"We fight for our beautiful, clever, six-year-old daughter Olive, who loves her daddy so very much. We fight for our family and friends and we fight for other sufferers and their loved ones. We fight for a future where the cure doesn't cause more tumours and damage to healthy brain cells.”

The couple are working with Brain Tumour Research, to raise awareness of the issues facing brain tumour patients and their loved ones.

Last month they were joined by 16 friends from all over the UK, as they took on an 11k Walk of Hope in Chester.

Gary said: “It was an emotional but beautiful day.

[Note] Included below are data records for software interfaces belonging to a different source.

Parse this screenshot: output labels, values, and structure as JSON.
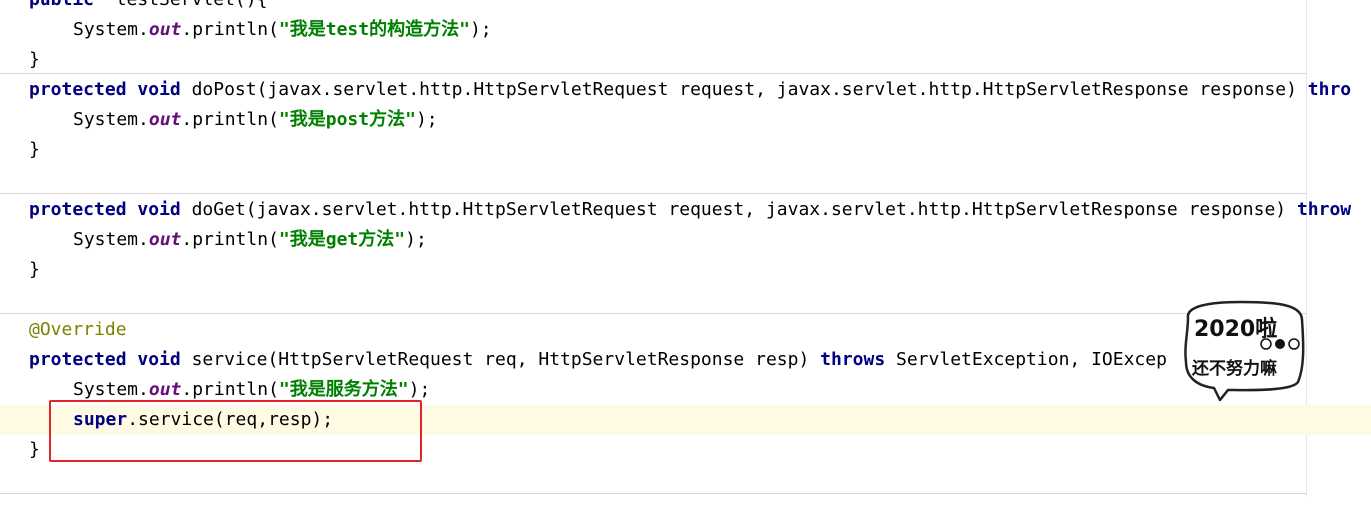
{
  "editor": {
    "lines": {
      "l0": {
        "kw": "public",
        "rest": "  testServlet(){"
      },
      "l1": {
        "pre": "System.",
        "field": "out",
        "mid": ".println(",
        "str": "\"我是test的构造方法\"",
        "post": ");"
      },
      "l2": {
        "text": "}"
      },
      "l3": {
        "kw1": "protected",
        "kw2": "void",
        "rest": " doPost(javax.servlet.http.HttpServletRequest request, javax.servlet.http.HttpServletResponse response) ",
        "throws": "thro"
      },
      "l4": {
        "pre": "System.",
        "field": "out",
        "mid": ".println(",
        "str": "\"我是post方法\"",
        "post": ");"
      },
      "l5": {
        "text": "}"
      },
      "l7": {
        "kw1": "protected",
        "kw2": "void",
        "rest": " doGet(javax.servlet.http.HttpServletRequest request, javax.servlet.http.HttpServletResponse response) ",
        "throws": "throw"
      },
      "l8": {
        "pre": "System.",
        "field": "out",
        "mid": ".println(",
        "str": "\"我是get方法\"",
        "post": ");"
      },
      "l9": {
        "text": "}"
      },
      "l11": {
        "anno": "@Override"
      },
      "l12": {
        "kw1": "protected",
        "kw2": "void",
        "mid": " service(HttpServletRequest req, HttpServletResponse resp) ",
        "throws": "throws",
        "rest": " ServletException, IOExcep"
      },
      "l13": {
        "pre": "System.",
        "field": "out",
        "mid": ".println(",
        "str": "\"我是服务方法\"",
        "post": ");"
      },
      "l14": {
        "kw": "super",
        "rest": ".service(req,resp);"
      },
      "l15": {
        "text": "}"
      }
    }
  },
  "sticker": {
    "text_top": "2020啦",
    "text_bottom": "还不努力嘛"
  },
  "colors": {
    "keyword": "#000080",
    "string": "#008000",
    "field": "#660e7a",
    "annotation": "#808000",
    "highlight": "#fffae3",
    "red_box": "#e0262b"
  }
}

The sun was shining, our faces were smiling and our collection box was getting heavier by the kilometre from donations we made along the way!

"We were so proud to be promoting and supporting the importance of Brain Tumour Research and delighted to have raised £9,000 so far.”

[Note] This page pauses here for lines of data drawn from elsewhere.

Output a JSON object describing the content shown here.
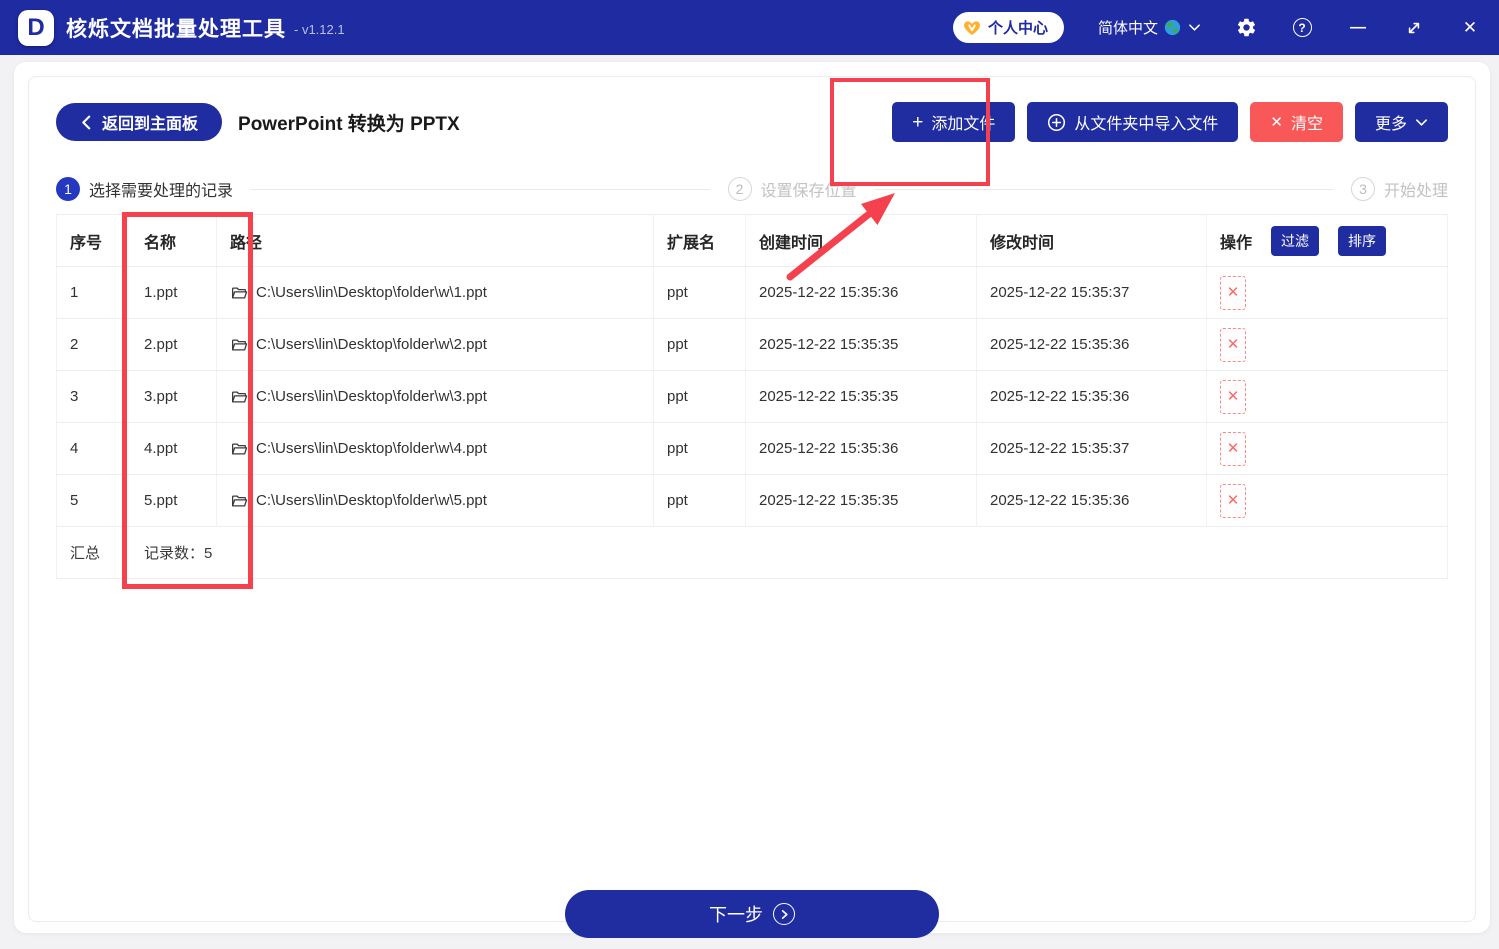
{
  "titlebar": {
    "logo_letter": "D",
    "app_title": "核烁文档批量处理工具",
    "version": "- v1.12.1",
    "user_center_label": "个人中心",
    "language_label": "简体中文"
  },
  "icons": {
    "minimize": "—",
    "close": "✕",
    "question": "?",
    "plus": "+",
    "clear_x": "✕",
    "delete_x": "✕"
  },
  "toolbar": {
    "back_label": "返回到主面板",
    "page_title": "PowerPoint 转换为 PPTX",
    "add_files_label": "添加文件",
    "import_folder_label": "从文件夹中导入文件",
    "clear_label": "清空",
    "more_label": "更多"
  },
  "steps": [
    {
      "num": "1",
      "label": "选择需要处理的记录"
    },
    {
      "num": "2",
      "label": "设置保存位置"
    },
    {
      "num": "3",
      "label": "开始处理"
    }
  ],
  "table": {
    "headers": {
      "index": "序号",
      "name": "名称",
      "path": "路径",
      "ext": "扩展名",
      "created": "创建时间",
      "modified": "修改时间",
      "action": "操作"
    },
    "filter_label": "过滤",
    "sort_label": "排序",
    "rows": [
      {
        "index": "1",
        "name": "1.ppt",
        "path": "C:\\Users\\lin\\Desktop\\folder\\w\\1.ppt",
        "ext": "ppt",
        "created": "2025-12-22 15:35:36",
        "modified": "2025-12-22 15:35:37"
      },
      {
        "index": "2",
        "name": "2.ppt",
        "path": "C:\\Users\\lin\\Desktop\\folder\\w\\2.ppt",
        "ext": "ppt",
        "created": "2025-12-22 15:35:35",
        "modified": "2025-12-22 15:35:36"
      },
      {
        "index": "3",
        "name": "3.ppt",
        "path": "C:\\Users\\lin\\Desktop\\folder\\w\\3.ppt",
        "ext": "ppt",
        "created": "2025-12-22 15:35:35",
        "modified": "2025-12-22 15:35:36"
      },
      {
        "index": "4",
        "name": "4.ppt",
        "path": "C:\\Users\\lin\\Desktop\\folder\\w\\4.ppt",
        "ext": "ppt",
        "created": "2025-12-22 15:35:36",
        "modified": "2025-12-22 15:35:37"
      },
      {
        "index": "5",
        "name": "5.ppt",
        "path": "C:\\Users\\lin\\Desktop\\folder\\w\\5.ppt",
        "ext": "ppt",
        "created": "2025-12-22 15:35:35",
        "modified": "2025-12-22 15:35:36"
      }
    ],
    "summary_label": "汇总",
    "summary_text": "记录数：5"
  },
  "footer": {
    "next_label": "下一步"
  },
  "colors": {
    "topbar": "#1f2ba0",
    "primary": "#202da0",
    "danger": "#f85858",
    "annotation_red": "#f4414d",
    "step_active": "#2438c0",
    "vip_orange": "#ffb02e"
  }
}
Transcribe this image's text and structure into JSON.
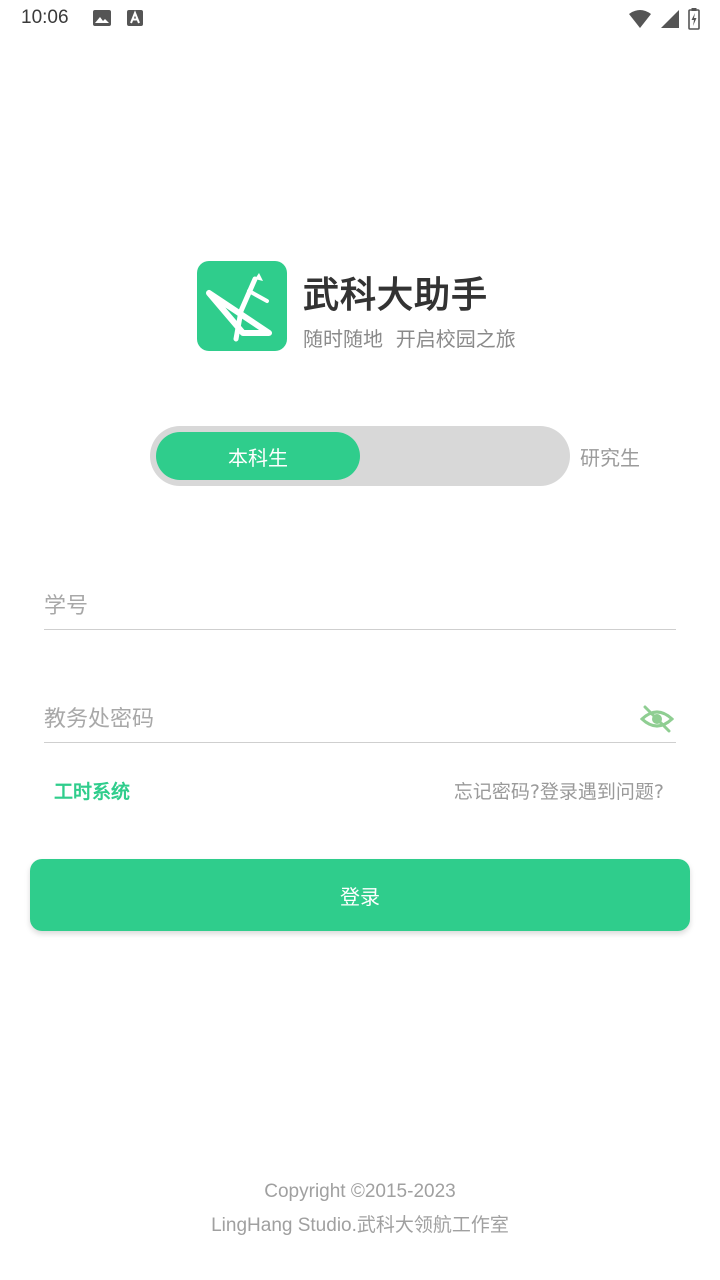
{
  "status_bar": {
    "time": "10:06",
    "left_icons": [
      "image-icon",
      "font-a-icon"
    ],
    "right_icons": [
      "wifi-icon",
      "signal-icon",
      "battery-icon"
    ]
  },
  "header": {
    "logo_icon": "compass-ruler-icon",
    "title": "武科大助手",
    "slogan": "随时随地  开启校园之旅"
  },
  "student_type_toggle": {
    "options": [
      {
        "label": "本科生",
        "active": true
      },
      {
        "label": "研究生",
        "active": false
      }
    ]
  },
  "form": {
    "student_id": {
      "value": "",
      "placeholder": "学号"
    },
    "password": {
      "value": "",
      "placeholder": "教务处密码",
      "visibility_icon": "eye-off-icon"
    }
  },
  "links": {
    "worktime_system": "工时系统",
    "help": "忘记密码?登录遇到问题?"
  },
  "login_button": {
    "label": "登录"
  },
  "footer": {
    "line1": "Copyright ©2015-2023",
    "line2": "LingHang Studio.武科大领航工作室"
  },
  "colors": {
    "accent": "#2fcd8c",
    "toggle_bg": "#d8d8d8",
    "text_muted": "#a0a0a0"
  }
}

To make a donation to Brain Tumour Research via Gary and Amy’s fundraising page, visit www.justgiving.com/team/hulkswalkofhope

Brain tumours kill more children and adults under the age of 40 than any other cancer yet historically just one per cent of the national spend on cancer research has been allocated to this devastating disease.

Matthew Price, community fundraising manager for Brain Tumour Research, said: “We were so sorry to learn about Gary’s diagnosis and wish him all the best for his ongoing treatment.

"We are incredibly grateful to Gary, Amy and all their friends for their support; not only for their fantastic fundraising but for helping to raise awareness of this awful disease.”

Brain Tumour Research funds sustainable research at dedicated centres in the UK.

It also campaigns for the Government and the larger cancer charities to invest more in research into brain tumours in order to speed up new treatments for patients and, ultimately, to find a cure.

The charity is calling for a national annual spend of £35 million in order to improve survival rates and patient outcomes in line with other cancers such as breast cancer and leukaemia and is also campaigning for greater repurposing of drugs.